BEGIN Exercise data
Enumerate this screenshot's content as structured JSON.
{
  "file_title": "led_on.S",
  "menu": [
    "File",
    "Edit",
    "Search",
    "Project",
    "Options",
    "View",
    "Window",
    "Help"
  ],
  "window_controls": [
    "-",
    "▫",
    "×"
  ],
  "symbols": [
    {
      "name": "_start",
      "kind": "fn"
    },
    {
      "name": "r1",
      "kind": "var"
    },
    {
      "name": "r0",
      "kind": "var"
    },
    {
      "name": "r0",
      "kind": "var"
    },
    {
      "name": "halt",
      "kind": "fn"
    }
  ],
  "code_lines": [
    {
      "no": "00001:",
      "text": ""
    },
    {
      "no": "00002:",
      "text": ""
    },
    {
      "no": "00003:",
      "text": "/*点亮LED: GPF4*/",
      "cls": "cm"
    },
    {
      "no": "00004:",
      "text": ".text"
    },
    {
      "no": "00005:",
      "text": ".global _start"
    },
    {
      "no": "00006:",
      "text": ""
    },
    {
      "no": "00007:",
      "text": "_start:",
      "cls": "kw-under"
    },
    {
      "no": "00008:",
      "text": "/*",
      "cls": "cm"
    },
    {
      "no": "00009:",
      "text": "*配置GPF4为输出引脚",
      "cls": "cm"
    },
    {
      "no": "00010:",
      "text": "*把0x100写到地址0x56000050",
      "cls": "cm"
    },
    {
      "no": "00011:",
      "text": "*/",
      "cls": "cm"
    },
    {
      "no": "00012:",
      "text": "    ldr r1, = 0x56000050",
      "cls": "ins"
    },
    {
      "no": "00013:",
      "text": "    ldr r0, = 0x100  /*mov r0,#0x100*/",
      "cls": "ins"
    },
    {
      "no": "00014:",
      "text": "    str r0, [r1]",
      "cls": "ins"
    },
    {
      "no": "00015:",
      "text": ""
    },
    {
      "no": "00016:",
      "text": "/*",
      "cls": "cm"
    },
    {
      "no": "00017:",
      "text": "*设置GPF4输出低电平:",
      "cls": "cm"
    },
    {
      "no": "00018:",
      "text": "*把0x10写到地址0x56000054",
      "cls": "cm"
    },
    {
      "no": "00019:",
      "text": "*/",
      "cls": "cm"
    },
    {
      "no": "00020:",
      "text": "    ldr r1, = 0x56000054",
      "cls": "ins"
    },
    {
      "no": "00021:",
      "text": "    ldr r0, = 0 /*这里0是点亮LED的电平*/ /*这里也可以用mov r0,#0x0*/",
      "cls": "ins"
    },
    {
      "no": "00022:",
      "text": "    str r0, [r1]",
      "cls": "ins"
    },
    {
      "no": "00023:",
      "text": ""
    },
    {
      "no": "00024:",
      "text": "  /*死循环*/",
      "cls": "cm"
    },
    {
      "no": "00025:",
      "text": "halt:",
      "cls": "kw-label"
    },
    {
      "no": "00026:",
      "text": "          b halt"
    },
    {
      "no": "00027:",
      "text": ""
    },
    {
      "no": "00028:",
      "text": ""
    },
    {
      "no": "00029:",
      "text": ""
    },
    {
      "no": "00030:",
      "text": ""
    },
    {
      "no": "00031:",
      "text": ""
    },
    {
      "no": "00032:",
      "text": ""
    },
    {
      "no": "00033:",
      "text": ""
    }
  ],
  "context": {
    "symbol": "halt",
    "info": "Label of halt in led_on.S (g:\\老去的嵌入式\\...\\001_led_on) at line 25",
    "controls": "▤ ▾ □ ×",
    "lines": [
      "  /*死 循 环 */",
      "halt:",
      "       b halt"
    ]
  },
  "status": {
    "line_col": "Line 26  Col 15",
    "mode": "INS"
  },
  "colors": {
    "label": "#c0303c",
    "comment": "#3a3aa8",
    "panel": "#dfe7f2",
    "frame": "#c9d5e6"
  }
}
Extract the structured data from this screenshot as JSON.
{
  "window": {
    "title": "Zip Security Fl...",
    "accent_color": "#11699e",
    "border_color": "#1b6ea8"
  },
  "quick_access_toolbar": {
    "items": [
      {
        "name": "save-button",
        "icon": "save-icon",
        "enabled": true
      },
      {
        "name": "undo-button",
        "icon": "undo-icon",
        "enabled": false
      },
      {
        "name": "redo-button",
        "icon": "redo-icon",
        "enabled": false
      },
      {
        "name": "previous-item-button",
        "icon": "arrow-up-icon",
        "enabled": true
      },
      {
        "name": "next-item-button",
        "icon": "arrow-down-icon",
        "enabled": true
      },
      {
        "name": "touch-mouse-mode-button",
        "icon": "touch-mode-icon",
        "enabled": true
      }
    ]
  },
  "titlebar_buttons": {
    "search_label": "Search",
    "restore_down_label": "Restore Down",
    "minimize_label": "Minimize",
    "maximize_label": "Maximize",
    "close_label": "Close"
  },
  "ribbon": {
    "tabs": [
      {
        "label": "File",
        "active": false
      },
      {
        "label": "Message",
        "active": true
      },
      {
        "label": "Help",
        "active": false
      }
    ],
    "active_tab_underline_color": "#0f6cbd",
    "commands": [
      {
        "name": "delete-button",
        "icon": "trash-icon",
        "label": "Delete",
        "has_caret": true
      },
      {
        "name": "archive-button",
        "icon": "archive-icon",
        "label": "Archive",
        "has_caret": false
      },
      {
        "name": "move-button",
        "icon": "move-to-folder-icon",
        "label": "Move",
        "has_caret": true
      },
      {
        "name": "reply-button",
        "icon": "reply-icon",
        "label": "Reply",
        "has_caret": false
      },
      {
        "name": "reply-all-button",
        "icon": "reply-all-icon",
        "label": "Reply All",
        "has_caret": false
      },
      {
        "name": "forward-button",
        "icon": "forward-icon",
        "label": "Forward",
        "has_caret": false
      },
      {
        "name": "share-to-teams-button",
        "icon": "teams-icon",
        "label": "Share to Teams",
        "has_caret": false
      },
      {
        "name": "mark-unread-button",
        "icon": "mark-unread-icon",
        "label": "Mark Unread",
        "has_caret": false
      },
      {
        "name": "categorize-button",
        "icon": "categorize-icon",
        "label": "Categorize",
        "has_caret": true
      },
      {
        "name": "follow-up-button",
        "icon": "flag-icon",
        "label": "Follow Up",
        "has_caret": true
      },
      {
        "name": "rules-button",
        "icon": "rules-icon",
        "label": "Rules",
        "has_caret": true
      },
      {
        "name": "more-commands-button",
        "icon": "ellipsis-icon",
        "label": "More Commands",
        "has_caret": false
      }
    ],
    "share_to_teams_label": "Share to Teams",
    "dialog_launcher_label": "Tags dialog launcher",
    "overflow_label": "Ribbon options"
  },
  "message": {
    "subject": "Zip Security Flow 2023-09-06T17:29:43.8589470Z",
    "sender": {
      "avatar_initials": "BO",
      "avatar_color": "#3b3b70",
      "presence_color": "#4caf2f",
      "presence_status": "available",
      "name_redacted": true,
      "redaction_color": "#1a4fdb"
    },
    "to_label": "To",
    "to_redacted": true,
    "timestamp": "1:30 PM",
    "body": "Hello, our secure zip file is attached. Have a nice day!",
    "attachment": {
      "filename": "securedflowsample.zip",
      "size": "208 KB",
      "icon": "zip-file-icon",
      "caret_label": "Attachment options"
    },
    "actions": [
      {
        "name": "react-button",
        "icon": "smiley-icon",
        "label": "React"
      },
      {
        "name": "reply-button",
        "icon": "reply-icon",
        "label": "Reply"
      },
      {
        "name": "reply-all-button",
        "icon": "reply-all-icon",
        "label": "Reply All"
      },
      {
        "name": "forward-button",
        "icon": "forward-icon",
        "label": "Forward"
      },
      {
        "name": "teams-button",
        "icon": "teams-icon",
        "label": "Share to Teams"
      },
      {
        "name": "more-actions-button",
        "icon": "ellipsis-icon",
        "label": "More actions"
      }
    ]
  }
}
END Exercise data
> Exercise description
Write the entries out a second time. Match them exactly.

> Answer to this problem
Enumerate this screenshot's content as structured JSON.
{
  "file_title": "led_on.S",
  "menu": [
    "File",
    "Edit",
    "Search",
    "Project",
    "Options",
    "View",
    "Window",
    "Help"
  ],
  "window_controls": [
    "-",
    "▫",
    "×"
  ],
  "symbols": [
    {
      "name": "_start",
      "kind": "fn"
    },
    {
      "name": "r1",
      "kind": "var"
    },
    {
      "name": "r0",
      "kind": "var"
    },
    {
      "name": "r0",
      "kind": "var"
    },
    {
      "name": "halt",
      "kind": "fn"
    }
  ],
  "code_lines": [
    {
      "no": "00001:",
      "text": ""
    },
    {
      "no": "00002:",
      "text": ""
    },
    {
      "no": "00003:",
      "text": "/*点亮LED: GPF4*/",
      "cls": "cm"
    },
    {
      "no": "00004:",
      "text": ".text"
    },
    {
      "no": "00005:",
      "text": ".global _start"
    },
    {
      "no": "00006:",
      "text": ""
    },
    {
      "no": "00007:",
      "text": "_start:",
      "cls": "kw-under"
    },
    {
      "no": "00008:",
      "text": "/*",
      "cls": "cm"
    },
    {
      "no": "00009:",
      "text": "*配置GPF4为输出引脚",
      "cls": "cm"
    },
    {
      "no": "00010:",
      "text": "*把0x100写到地址0x56000050",
      "cls": "cm"
    },
    {
      "no": "00011:",
      "text": "*/",
      "cls": "cm"
    },
    {
      "no": "00012:",
      "text": "    ldr r1, = 0x56000050",
      "cls": "ins"
    },
    {
      "no": "00013:",
      "text": "    ldr r0, = 0x100  /*mov r0,#0x100*/",
      "cls": "ins"
    },
    {
      "no": "00014:",
      "text": "    str r0, [r1]",
      "cls": "ins"
    },
    {
      "no": "00015:",
      "text": ""
    },
    {
      "no": "00016:",
      "text": "/*",
      "cls": "cm"
    },
    {
      "no": "00017:",
      "text": "*设置GPF4输出低电平:",
      "cls": "cm"
    },
    {
      "no": "00018:",
      "text": "*把0x10写到地址0x56000054",
      "cls": "cm"
    },
    {
      "no": "00019:",
      "text": "*/",
      "cls": "cm"
    },
    {
      "no": "00020:",
      "text": "    ldr r1, = 0x56000054",
      "cls": "ins"
    },
    {
      "no": "00021:",
      "text": "    ldr r0, = 0 /*这里0是点亮LED的电平*/ /*这里也可以用mov r0,#0x0*/",
      "cls": "ins"
    },
    {
      "no": "00022:",
      "text": "    str r0, [r1]",
      "cls": "ins"
    },
    {
      "no": "00023:",
      "text": ""
    },
    {
      "no": "00024:",
      "text": "  /*死循环*/",
      "cls": "cm"
    },
    {
      "no": "00025:",
      "text": "halt:",
      "cls": "kw-label"
    },
    {
      "no": "00026:",
      "text": "          b halt"
    },
    {
      "no": "00027:",
      "text": ""
    },
    {
      "no": "00028:",
      "text": ""
    },
    {
      "no": "00029:",
      "text": ""
    },
    {
      "no": "00030:",
      "text": ""
    },
    {
      "no": "00031:",
      "text": ""
    },
    {
      "no": "00032:",
      "text": ""
    },
    {
      "no": "00033:",
      "text": ""
    }
  ],
  "context": {
    "symbol": "halt",
    "info": "Label of halt in led_on.S (g:\\老去的嵌入式\\...\\001_led_on) at line 25",
    "controls": "▤ ▾ □ ×",
    "lines": [
      "  /*死 循 环 */",
      "halt:",
      "       b halt"
    ]
  },
  "status": {
    "line_col": "Line 26  Col 15",
    "mode": "INS"
  },
  "colors": {
    "label": "#c0303c",
    "comment": "#3a3aa8",
    "panel": "#dfe7f2",
    "frame": "#c9d5e6"
  }
}
Extract the structured data from this screenshot as JSON.
{
  "window": {
    "title": "Zip Security Fl...",
    "accent_color": "#11699e",
    "border_color": "#1b6ea8"
  },
  "quick_access_toolbar": {
    "items": [
      {
        "name": "save-button",
        "icon": "save-icon",
        "enabled": true
      },
      {
        "name": "undo-button",
        "icon": "undo-icon",
        "enabled": false
      },
      {
        "name": "redo-button",
        "icon": "redo-icon",
        "enabled": false
      },
      {
        "name": "previous-item-button",
        "icon": "arrow-up-icon",
        "enabled": true
      },
      {
        "name": "next-item-button",
        "icon": "arrow-down-icon",
        "enabled": true
      },
      {
        "name": "touch-mouse-mode-button",
        "icon": "touch-mode-icon",
        "enabled": true
      }
    ]
  },
  "titlebar_buttons": {
    "search_label": "Search",
    "restore_down_label": "Restore Down",
    "minimize_label": "Minimize",
    "maximize_label": "Maximize",
    "close_label": "Close"
  },
  "ribbon": {
    "tabs": [
      {
        "label": "File",
        "active": false
      },
      {
        "label": "Message",
        "active": true
      },
      {
        "label": "Help",
        "active": false
      }
    ],
    "active_tab_underline_color": "#0f6cbd",
    "commands": [
      {
        "name": "delete-button",
        "icon": "trash-icon",
        "label": "Delete",
        "has_caret": true
      },
      {
        "name": "archive-button",
        "icon": "archive-icon",
        "label": "Archive",
        "has_caret": false
      },
      {
        "name": "move-button",
        "icon": "move-to-folder-icon",
        "label": "Move",
        "has_caret": true
      },
      {
        "name": "reply-button",
        "icon": "reply-icon",
        "label": "Reply",
        "has_caret": false
      },
      {
        "name": "reply-all-button",
        "icon": "reply-all-icon",
        "label": "Reply All",
        "has_caret": false
      },
      {
        "name": "forward-button",
        "icon": "forward-icon",
        "label": "Forward",
        "has_caret": false
      },
      {
        "name": "share-to-teams-button",
        "icon": "teams-icon",
        "label": "Share to Teams",
        "has_caret": false
      },
      {
        "name": "mark-unread-button",
        "icon": "mark-unread-icon",
        "label": "Mark Unread",
        "has_caret": false
      },
      {
        "name": "categorize-button",
        "icon": "categorize-icon",
        "label": "Categorize",
        "has_caret": true
      },
      {
        "name": "follow-up-button",
        "icon": "flag-icon",
        "label": "Follow Up",
        "has_caret": true
      },
      {
        "name": "rules-button",
        "icon": "rules-icon",
        "label": "Rules",
        "has_caret": true
      },
      {
        "name": "more-commands-button",
        "icon": "ellipsis-icon",
        "label": "More Commands",
        "has_caret": false
      }
    ],
    "share_to_teams_label": "Share to Teams",
    "dialog_launcher_label": "Tags dialog launcher",
    "overflow_label": "Ribbon options"
  },
  "message": {
    "subject": "Zip Security Flow 2023-09-06T17:29:43.8589470Z",
    "sender": {
      "avatar_initials": "BO",
      "avatar_color": "#3b3b70",
      "presence_color": "#4caf2f",
      "presence_status": "available",
      "name_redacted": true,
      "redaction_color": "#1a4fdb"
    },
    "to_label": "To",
    "to_redacted": true,
    "timestamp": "1:30 PM",
    "body": "Hello, our secure zip file is attached. Have a nice day!",
    "attachment": {
      "filename": "securedflowsample.zip",
      "size": "208 KB",
      "icon": "zip-file-icon",
      "caret_label": "Attachment options"
    },
    "actions": [
      {
        "name": "react-button",
        "icon": "smiley-icon",
        "label": "React"
      },
      {
        "name": "reply-button",
        "icon": "reply-icon",
        "label": "Reply"
      },
      {
        "name": "reply-all-button",
        "icon": "reply-all-icon",
        "label": "Reply All"
      },
      {
        "name": "forward-button",
        "icon": "forward-icon",
        "label": "Forward"
      },
      {
        "name": "teams-button",
        "icon": "teams-icon",
        "label": "Share to Teams"
      },
      {
        "name": "more-actions-button",
        "icon": "ellipsis-icon",
        "label": "More actions"
      }
    ]
  }
}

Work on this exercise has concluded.